For measurements, the Auraspeed 90K has a 6.9mm shaft diameter, which is thinner than both the Ryuga 1 and the Auraspeed 100X, both of which measured in at 7.1mm. It has a similar shaft length compared with the Auraspeed 100X at 21cm. It also has a frame height of 24cm, frame width of 18.5cm and frame thickness of 9.9mm. Frame thickness of anything under 10mm is pretty thin and fast, I would say, and adding to its speed is its unique recessed areas. The Auraspeed 90K has 40% of its upper frame recessed on the outside, with the outer recessed area stopping at the 3 and 9 o’clock regions. At the 3 and 9 o’clock regions, the Dynamic Sword feature is adopted and the recessed areas are on the inside of the frame. Its wooden handle is 17cm in length, and finally, the racket I tested with was a 4UG5 model strung with my usual Aerobite string at 27lbs by 29lbs.

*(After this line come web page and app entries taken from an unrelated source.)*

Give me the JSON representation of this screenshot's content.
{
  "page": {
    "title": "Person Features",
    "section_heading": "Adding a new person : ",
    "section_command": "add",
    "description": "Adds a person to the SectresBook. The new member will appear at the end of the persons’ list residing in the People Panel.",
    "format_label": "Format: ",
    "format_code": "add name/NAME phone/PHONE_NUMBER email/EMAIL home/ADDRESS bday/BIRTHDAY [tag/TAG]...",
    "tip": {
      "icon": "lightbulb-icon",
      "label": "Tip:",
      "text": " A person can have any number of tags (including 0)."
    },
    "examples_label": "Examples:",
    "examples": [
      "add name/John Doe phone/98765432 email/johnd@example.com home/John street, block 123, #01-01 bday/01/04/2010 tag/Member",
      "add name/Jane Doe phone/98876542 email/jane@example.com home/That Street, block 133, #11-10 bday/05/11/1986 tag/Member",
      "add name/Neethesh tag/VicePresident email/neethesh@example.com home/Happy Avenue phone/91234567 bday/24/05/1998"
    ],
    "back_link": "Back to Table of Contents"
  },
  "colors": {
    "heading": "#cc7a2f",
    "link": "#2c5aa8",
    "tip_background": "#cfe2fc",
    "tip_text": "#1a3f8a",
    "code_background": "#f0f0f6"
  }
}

Now we get to the most important bit, its playing performance. In a nutshell, the Auraspeed 90K plays amazingly well! As I’ve mentioned before, I’m normally not a big fan of head-light rackets as they often lack punch. They are also usually made to be more flexible and thus they tend to feel spongy. The only other head-light racket I was very impressed with was the Yonex Nanoflare 800, and the Auraspeed 90K is certainly as impressive. The Nanoflare 800, in my opinion, is faster than the Auraspeed 90K as the Nanoflare 800 has a smaller head and slimmer frame. However, the Auraspeed 90K has a very crisp and easy-hitting feel, making it really user-friendly and fun to play with. In fact, I think it is more user-friendly that the Thruster F Enhanced Edition. Being head-lighter than the Thruster F, the Auraspeed 90K is faster and very responsive to almost all the shots I played.

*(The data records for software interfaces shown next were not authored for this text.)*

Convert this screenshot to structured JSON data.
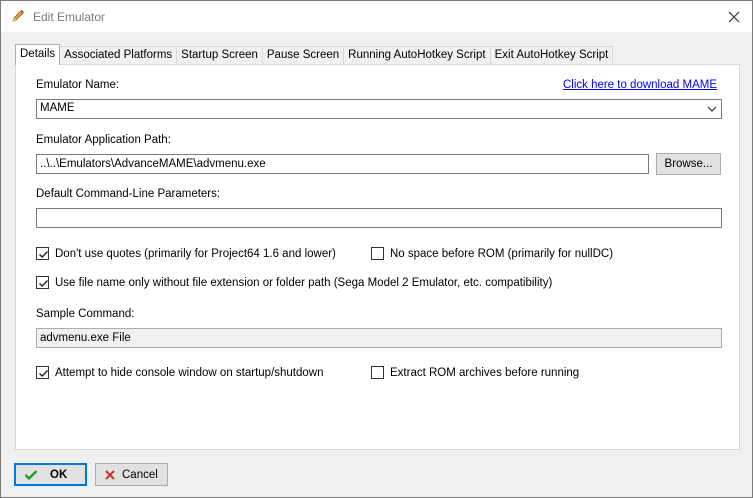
{
  "window": {
    "title": "Edit Emulator"
  },
  "tabs": [
    {
      "label": "Details"
    },
    {
      "label": "Associated Platforms"
    },
    {
      "label": "Startup Screen"
    },
    {
      "label": "Pause Screen"
    },
    {
      "label": "Running AutoHotkey Script"
    },
    {
      "label": "Exit AutoHotkey Script"
    }
  ],
  "details": {
    "name_label": "Emulator Name:",
    "download_link": "Click here to download MAME",
    "name_value": "MAME",
    "path_label": "Emulator Application Path:",
    "path_value": "..\\..\\Emulators\\AdvanceMAME\\advmenu.exe",
    "browse_label": "Browse...",
    "params_label": "Default Command-Line Parameters:",
    "params_value": "",
    "no_quotes_label": "Don't use quotes (primarily for Project64 1.6 and lower)",
    "no_quotes_checked": true,
    "no_space_label": "No space before ROM (primarily for nullDC)",
    "no_space_checked": false,
    "filename_only_label": "Use file name only without file extension or folder path (Sega Model 2 Emulator, etc. compatibility)",
    "filename_only_checked": true,
    "sample_label": "Sample Command:",
    "sample_value": "advmenu.exe File",
    "hide_console_label": "Attempt to hide console window on startup/shutdown",
    "hide_console_checked": true,
    "extract_label": "Extract ROM archives before running",
    "extract_checked": false
  },
  "footer": {
    "ok_label": "OK",
    "cancel_label": "Cancel"
  },
  "colors": {
    "ok_check": "#1e9e1e",
    "cancel_x": "#c0392b",
    "link": "#0000ff",
    "focus": "#0078d7"
  }
}
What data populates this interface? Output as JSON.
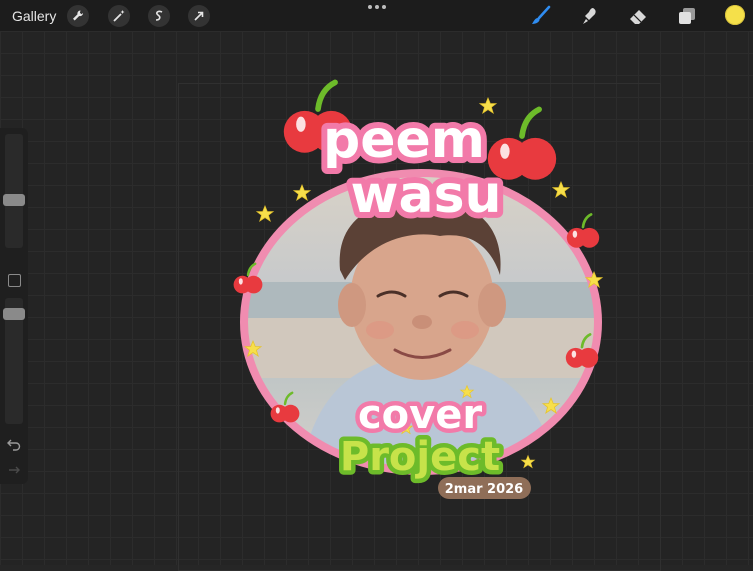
{
  "toolbar": {
    "gallery_label": "Gallery",
    "left_tools": [
      "wrench-icon",
      "magic-wand-icon",
      "selection-icon",
      "transform-arrow-icon"
    ],
    "right_tools": [
      "brush-icon",
      "smudge-icon",
      "eraser-icon",
      "layers-icon"
    ],
    "active_tool": "brush-icon",
    "current_color": "#f5e04a"
  },
  "sidebar": {
    "size_slider_level": 0.58,
    "opacity_slider_level": 0.58
  },
  "artwork": {
    "title_line1": "peem",
    "title_line2": "wasu",
    "banner_line1": "cover",
    "banner_line2": "Project",
    "date": "2mar 2026",
    "colors": {
      "frame_pink": "#f08cb0",
      "title_pink": "#f27aa9",
      "cherry_red": "#e83a3f",
      "leaf_green": "#6dbb2a",
      "project_green": "#c7e34a",
      "star_yellow": "#f7df4b",
      "date_brown": "#8f6e58"
    }
  }
}
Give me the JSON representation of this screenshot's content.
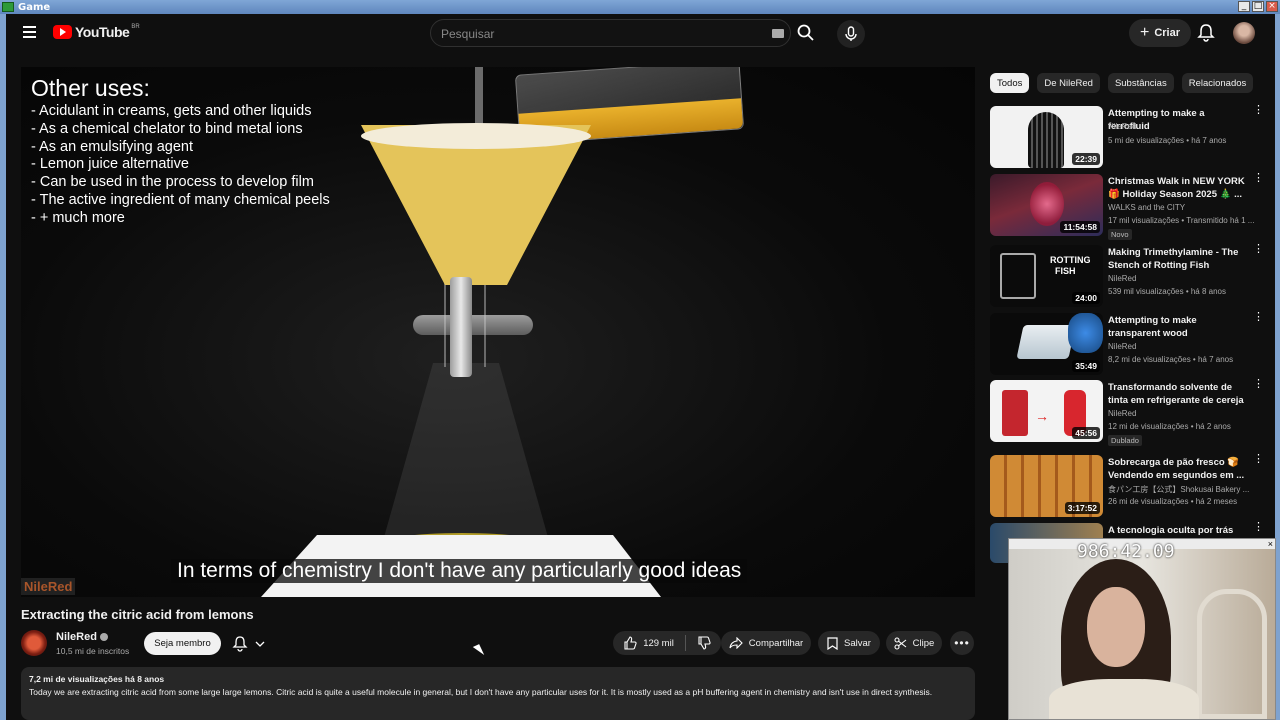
{
  "window": {
    "title": "Game"
  },
  "topbar": {
    "logo_text": "YouTube",
    "country_code": "BR",
    "search_placeholder": "Pesquisar",
    "create_label": "Criar"
  },
  "video": {
    "overlay_title": "Other uses:",
    "overlay_items": [
      "- Acidulant in creams, gets and other liquids",
      "- As a chemical chelator to bind metal ions",
      "- As an emulsifying agent",
      "- Lemon juice alternative",
      "- Can be used in the process to develop film",
      "- The active ingredient of many chemical peels",
      "- + much more"
    ],
    "caption": "In terms of chemistry I don't have any particularly good ideas",
    "watermark": "NileRed",
    "title": "Extracting the citric acid from lemons"
  },
  "channel": {
    "name": "NileRed",
    "subscribers": "10,5 mi de inscritos",
    "member_label": "Seja membro"
  },
  "actions": {
    "likes": "129 mil",
    "share": "Compartilhar",
    "save": "Salvar",
    "clip": "Clipe"
  },
  "description": {
    "meta": "7,2 mi de visualizações  há 8 anos",
    "text": "Today we are extracting citric acid from some large large lemons. Citric acid is quite a useful molecule in general, but I don't have any particular uses for it. It is mostly used as a pH buffering agent in chemistry and isn't use in direct synthesis."
  },
  "sidebar": {
    "chips": [
      "Todos",
      "De NileRed",
      "Substâncias",
      "Relacionados"
    ],
    "recommendations": [
      {
        "title": "Attempting to make a ferrofluid",
        "channel": "NileRed",
        "meta": "5 mi de visualizações • há 7 anos",
        "duration": "22:39",
        "badge": ""
      },
      {
        "title": "Christmas Walk in NEW YORK 🎁 Holiday Season 2025 🎄 ...",
        "channel": "WALKS and the CITY",
        "meta": "17 mil visualizações • Transmitido há 1 ...",
        "duration": "11:54:58",
        "badge": "Novo"
      },
      {
        "title": "Making Trimethylamine - The Stench of Rotting Fish",
        "channel": "NileRed",
        "meta": "539 mil visualizações • há 8 anos",
        "duration": "24:00",
        "badge": ""
      },
      {
        "title": "Attempting to make transparent wood",
        "channel": "NileRed",
        "meta": "8,2 mi de visualizações • há 7 anos",
        "duration": "35:49",
        "badge": ""
      },
      {
        "title": "Transformando solvente de tinta em refrigerante de cereja",
        "channel": "NileRed",
        "meta": "12 mi de visualizações • há 2 anos",
        "duration": "45:56",
        "badge": "Dublado"
      },
      {
        "title": "Sobrecarga de pão fresco 🍞 Vendendo em segundos em ...",
        "channel": "食パン工房【公式】Shokusai Bakery ...",
        "meta": "26 mi de visualizações • há 2 meses",
        "duration": "3:17:52",
        "badge": ""
      },
      {
        "title": "A tecnologia oculta por trás de ...",
        "channel": "",
        "meta": "",
        "duration": "",
        "badge": ""
      }
    ]
  },
  "webcam": {
    "timer": "986:42.09"
  },
  "colors": {
    "bg": "#0f0f0f",
    "accent": "#ff0000",
    "chip_active": "#f1f1f1"
  }
}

The Auraspeed 90K has great control and any shots that are neutral from the front and mid-court can be easily dealt with. Switching over to defending and counterattacking is also very effortless. You won’t have to worry about clears and drops, even under pressure. However, overhead power shots might require a bit more patience, not forgetting that this is a head-light racket. Hence, for all-out smashing, you will have to adjust your technique a little to allow for more body weight transfer to add a bit more weight and bite into your shots. I can certainly understand why Anders Antonsen enjoys playing with this racket! I am guessing that he might be using the 3U model to compensate for more power. Sadly, 3U versions are not available in Europe. Anders, if you are reading this, I would be extremely grateful if you would please let us know what spec you are playing with.
Interestingly, I wasn’t the only one who found the Auraspeed 90K very pleasant to play with. One of my clubmates borrowed it for a couple of hits during one of our games, and he liked it so much that he immediately went and bought 2 of them! So if you are someone who likes a fast, responsive and crisp racket, I think you will enjoy playing with the Auraspeed 90K. For me, this racket has certainly gone up very highly as one of my favourite “off-day” rackets. It’s a shame that its paint job is so underwhelming, nonetheless, it is still an amazing racket!